Your instructions
Reproduce all entries word for word.

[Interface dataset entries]

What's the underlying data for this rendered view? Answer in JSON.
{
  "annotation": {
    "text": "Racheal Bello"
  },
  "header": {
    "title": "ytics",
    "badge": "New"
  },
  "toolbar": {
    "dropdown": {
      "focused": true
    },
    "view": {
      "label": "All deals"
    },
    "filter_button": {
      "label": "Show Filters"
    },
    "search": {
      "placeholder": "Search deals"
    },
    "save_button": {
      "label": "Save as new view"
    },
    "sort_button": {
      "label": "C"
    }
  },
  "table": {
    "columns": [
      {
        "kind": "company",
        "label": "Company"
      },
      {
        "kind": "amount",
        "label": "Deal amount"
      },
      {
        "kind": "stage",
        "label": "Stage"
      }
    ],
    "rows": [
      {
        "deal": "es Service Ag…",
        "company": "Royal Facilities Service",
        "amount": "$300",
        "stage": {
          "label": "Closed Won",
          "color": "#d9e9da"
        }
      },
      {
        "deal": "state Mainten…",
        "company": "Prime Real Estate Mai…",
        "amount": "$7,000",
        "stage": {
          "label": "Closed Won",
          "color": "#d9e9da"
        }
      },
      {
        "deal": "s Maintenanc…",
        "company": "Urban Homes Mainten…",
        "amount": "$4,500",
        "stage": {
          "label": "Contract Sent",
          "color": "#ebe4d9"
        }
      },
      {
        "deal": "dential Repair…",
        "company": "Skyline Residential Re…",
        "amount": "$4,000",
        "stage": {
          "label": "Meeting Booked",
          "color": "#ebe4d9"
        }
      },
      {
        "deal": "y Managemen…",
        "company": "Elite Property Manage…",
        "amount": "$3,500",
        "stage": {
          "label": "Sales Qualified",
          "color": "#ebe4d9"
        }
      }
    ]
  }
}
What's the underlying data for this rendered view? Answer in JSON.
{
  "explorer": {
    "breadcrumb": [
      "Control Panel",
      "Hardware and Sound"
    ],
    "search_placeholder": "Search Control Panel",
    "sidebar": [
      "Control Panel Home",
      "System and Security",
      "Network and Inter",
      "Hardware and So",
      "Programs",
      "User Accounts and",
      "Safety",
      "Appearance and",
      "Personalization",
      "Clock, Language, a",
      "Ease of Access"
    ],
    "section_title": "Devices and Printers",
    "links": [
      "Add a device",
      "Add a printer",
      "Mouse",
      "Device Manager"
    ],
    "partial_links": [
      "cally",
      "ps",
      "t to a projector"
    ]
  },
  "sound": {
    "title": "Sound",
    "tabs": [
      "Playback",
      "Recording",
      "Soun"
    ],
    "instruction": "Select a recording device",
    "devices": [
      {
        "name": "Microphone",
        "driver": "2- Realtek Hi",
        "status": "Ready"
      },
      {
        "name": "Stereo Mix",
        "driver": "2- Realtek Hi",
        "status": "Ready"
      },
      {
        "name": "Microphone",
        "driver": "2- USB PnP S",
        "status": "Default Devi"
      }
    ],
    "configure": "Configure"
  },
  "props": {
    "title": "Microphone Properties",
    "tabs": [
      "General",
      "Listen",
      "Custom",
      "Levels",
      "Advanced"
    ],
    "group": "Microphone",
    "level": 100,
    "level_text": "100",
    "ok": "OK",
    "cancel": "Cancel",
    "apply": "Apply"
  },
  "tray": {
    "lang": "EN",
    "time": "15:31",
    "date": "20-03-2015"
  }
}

The completed task
What's the underlying data for this rendered view? Answer in JSON.
{
  "annotation": {
    "text": "Racheal Bello"
  },
  "header": {
    "title": "ytics",
    "badge": "New"
  },
  "toolbar": {
    "dropdown": {
      "focused": true
    },
    "view": {
      "label": "All deals"
    },
    "filter_button": {
      "label": "Show Filters"
    },
    "search": {
      "placeholder": "Search deals"
    },
    "save_button": {
      "label": "Save as new view"
    },
    "sort_button": {
      "label": "C"
    }
  },
  "table": {
    "columns": [
      {
        "kind": "company",
        "label": "Company"
      },
      {
        "kind": "amount",
        "label": "Deal amount"
      },
      {
        "kind": "stage",
        "label": "Stage"
      }
    ],
    "rows": [
      {
        "deal": "es Service Ag…",
        "company": "Royal Facilities Service",
        "amount": "$300",
        "stage": {
          "label": "Closed Won",
          "color": "#d9e9da"
        }
      },
      {
        "deal": "state Mainten…",
        "company": "Prime Real Estate Mai…",
        "amount": "$7,000",
        "stage": {
          "label": "Closed Won",
          "color": "#d9e9da"
        }
      },
      {
        "deal": "s Maintenanc…",
        "company": "Urban Homes Mainten…",
        "amount": "$4,500",
        "stage": {
          "label": "Contract Sent",
          "color": "#ebe4d9"
        }
      },
      {
        "deal": "dential Repair…",
        "company": "Skyline Residential Re…",
        "amount": "$4,000",
        "stage": {
          "label": "Meeting Booked",
          "color": "#ebe4d9"
        }
      },
      {
        "deal": "y Managemen…",
        "company": "Elite Property Manage…",
        "amount": "$3,500",
        "stage": {
          "label": "Sales Qualified",
          "color": "#ebe4d9"
        }
      }
    ]
  }
}
What's the underlying data for this rendered view? Answer in JSON.
{
  "explorer": {
    "breadcrumb": [
      "Control Panel",
      "Hardware and Sound"
    ],
    "search_placeholder": "Search Control Panel",
    "sidebar": [
      "Control Panel Home",
      "System and Security",
      "Network and Inter",
      "Hardware and So",
      "Programs",
      "User Accounts and",
      "Safety",
      "Appearance and",
      "Personalization",
      "Clock, Language, a",
      "Ease of Access"
    ],
    "section_title": "Devices and Printers",
    "links": [
      "Add a device",
      "Add a printer",
      "Mouse",
      "Device Manager"
    ],
    "partial_links": [
      "cally",
      "ps",
      "t to a projector"
    ]
  },
  "sound": {
    "title": "Sound",
    "tabs": [
      "Playback",
      "Recording",
      "Soun"
    ],
    "instruction": "Select a recording device",
    "devices": [
      {
        "name": "Microphone",
        "driver": "2- Realtek Hi",
        "status": "Ready"
      },
      {
        "name": "Stereo Mix",
        "driver": "2- Realtek Hi",
        "status": "Ready"
      },
      {
        "name": "Microphone",
        "driver": "2- USB PnP S",
        "status": "Default Devi"
      }
    ],
    "configure": "Configure"
  },
  "props": {
    "title": "Microphone Properties",
    "tabs": [
      "General",
      "Listen",
      "Custom",
      "Levels",
      "Advanced"
    ],
    "group": "Microphone",
    "level": 100,
    "level_text": "100",
    "ok": "OK",
    "cancel": "Cancel",
    "apply": "Apply"
  },
  "tray": {
    "lang": "EN",
    "time": "15:31",
    "date": "20-03-2015"
  }
}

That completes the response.